The work, called Don't Miss A Sec, is made out of one-way glass which means you can see out but not in.
The public sculpture will sit at the former Royal Army Medical College in Millbank, and is meant for public use.
A spokeswoman for the project said: "It will arouse curiosity because people can just come and use it, although there is a question of whether people will feel comfortable doing so.
The toilet was also exhibited at the Messeplatz in Basel, Switzerland in 2004. Unrelated photographs of the Messeplatz clearly show the same street as shown in the above photographs, so it seems clear that they were taken at the Messeplatz exhibit rather than the earlier London showing.
Thus, it is clear that the photographs were not taken in Houston nor could I find any credible reference that indicates that Bonvicini's glass toilet was ever exhibited there.
In an interview published on Neoaztlan, Monica Bonvicini explains her motivation for creating the exhibit:
The idea for Don’t Miss a Sec.’ came in 1999. I made the drawings for it on an airplane.
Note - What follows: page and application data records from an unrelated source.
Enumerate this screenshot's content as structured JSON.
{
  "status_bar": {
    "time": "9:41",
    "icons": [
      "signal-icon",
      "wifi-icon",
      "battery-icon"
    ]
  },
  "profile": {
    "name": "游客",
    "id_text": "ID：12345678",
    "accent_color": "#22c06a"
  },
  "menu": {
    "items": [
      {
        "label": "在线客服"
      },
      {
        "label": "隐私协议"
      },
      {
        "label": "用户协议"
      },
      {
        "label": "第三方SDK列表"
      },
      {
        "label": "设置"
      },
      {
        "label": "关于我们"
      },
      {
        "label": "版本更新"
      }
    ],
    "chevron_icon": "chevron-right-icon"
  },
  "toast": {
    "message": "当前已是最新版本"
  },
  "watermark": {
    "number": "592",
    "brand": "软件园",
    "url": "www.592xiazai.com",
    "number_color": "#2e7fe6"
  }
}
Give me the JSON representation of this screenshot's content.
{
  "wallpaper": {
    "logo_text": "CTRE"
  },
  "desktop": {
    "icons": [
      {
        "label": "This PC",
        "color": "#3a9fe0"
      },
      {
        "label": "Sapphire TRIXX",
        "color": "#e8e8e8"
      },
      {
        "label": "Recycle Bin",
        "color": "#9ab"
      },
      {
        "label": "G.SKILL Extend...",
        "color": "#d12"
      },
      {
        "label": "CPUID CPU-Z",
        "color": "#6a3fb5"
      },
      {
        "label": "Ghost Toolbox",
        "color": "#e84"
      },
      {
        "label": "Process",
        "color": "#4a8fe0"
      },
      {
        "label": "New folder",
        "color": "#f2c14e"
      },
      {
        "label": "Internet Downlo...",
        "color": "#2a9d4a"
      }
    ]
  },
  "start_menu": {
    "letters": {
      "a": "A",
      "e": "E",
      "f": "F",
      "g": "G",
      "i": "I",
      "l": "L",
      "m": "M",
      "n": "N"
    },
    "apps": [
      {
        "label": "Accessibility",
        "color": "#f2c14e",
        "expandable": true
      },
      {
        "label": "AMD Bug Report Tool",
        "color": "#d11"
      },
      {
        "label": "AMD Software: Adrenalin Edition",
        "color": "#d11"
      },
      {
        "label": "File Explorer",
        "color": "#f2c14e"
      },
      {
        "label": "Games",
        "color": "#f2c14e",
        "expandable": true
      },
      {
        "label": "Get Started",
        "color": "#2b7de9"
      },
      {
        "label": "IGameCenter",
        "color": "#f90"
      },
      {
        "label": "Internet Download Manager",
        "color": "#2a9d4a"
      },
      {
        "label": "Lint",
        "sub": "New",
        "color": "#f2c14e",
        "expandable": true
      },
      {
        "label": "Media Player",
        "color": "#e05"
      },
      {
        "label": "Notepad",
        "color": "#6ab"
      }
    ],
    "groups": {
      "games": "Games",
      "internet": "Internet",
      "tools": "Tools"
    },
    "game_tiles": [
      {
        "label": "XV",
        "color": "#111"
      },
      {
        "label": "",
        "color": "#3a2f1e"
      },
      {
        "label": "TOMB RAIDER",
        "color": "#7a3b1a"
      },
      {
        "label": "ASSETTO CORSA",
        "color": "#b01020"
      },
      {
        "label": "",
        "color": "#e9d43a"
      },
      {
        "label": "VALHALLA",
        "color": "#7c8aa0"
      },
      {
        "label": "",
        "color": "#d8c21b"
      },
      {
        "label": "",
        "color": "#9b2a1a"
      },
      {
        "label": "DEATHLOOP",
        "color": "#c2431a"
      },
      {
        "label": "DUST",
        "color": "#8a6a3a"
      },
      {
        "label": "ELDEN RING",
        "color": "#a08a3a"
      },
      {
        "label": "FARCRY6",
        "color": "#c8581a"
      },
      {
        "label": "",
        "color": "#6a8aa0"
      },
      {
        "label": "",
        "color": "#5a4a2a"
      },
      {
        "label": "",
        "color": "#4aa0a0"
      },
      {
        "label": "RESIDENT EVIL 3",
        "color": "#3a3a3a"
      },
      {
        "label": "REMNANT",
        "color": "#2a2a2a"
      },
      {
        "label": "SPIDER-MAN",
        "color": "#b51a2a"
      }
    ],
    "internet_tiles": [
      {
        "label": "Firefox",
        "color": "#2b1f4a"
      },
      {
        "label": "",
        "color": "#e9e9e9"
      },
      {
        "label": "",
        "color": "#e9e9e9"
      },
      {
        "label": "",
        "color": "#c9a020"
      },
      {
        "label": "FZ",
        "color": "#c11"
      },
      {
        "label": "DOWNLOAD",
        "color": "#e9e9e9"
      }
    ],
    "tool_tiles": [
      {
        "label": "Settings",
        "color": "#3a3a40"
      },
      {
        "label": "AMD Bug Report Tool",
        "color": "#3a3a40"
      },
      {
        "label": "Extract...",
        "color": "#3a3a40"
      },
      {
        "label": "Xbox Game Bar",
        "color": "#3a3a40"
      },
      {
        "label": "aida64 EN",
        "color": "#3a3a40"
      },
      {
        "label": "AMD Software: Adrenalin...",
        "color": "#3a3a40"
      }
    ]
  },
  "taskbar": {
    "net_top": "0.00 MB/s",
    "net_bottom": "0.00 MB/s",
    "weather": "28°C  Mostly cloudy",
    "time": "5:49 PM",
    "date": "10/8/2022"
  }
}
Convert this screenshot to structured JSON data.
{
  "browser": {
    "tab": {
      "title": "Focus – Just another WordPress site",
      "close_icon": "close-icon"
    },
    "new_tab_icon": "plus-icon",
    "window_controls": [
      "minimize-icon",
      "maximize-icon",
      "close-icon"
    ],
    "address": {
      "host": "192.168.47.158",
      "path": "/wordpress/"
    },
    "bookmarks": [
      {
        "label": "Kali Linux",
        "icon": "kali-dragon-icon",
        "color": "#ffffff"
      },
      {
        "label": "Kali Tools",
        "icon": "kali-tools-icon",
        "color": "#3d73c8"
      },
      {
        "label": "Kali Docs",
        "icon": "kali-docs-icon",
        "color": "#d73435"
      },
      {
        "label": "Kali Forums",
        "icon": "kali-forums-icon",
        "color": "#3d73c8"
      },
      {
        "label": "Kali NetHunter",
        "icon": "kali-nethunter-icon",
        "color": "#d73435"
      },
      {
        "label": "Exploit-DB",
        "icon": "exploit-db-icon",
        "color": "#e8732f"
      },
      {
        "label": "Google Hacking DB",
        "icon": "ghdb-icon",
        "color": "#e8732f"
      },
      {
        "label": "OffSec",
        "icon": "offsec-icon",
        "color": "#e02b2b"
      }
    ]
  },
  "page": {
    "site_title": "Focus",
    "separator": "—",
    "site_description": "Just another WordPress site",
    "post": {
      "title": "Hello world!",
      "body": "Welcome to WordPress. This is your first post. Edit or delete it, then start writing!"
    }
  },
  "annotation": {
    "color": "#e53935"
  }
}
It relates to the urge, during big art events where so much is about “see and be seen,” to not miss anything. At any big art event, everyone needs a bathroom at some point. If you use the work for it, you are still able to see the next art work, who is passing by, who is talking with whom, and who is wearing what. At the same time, you can literally show your ass to them.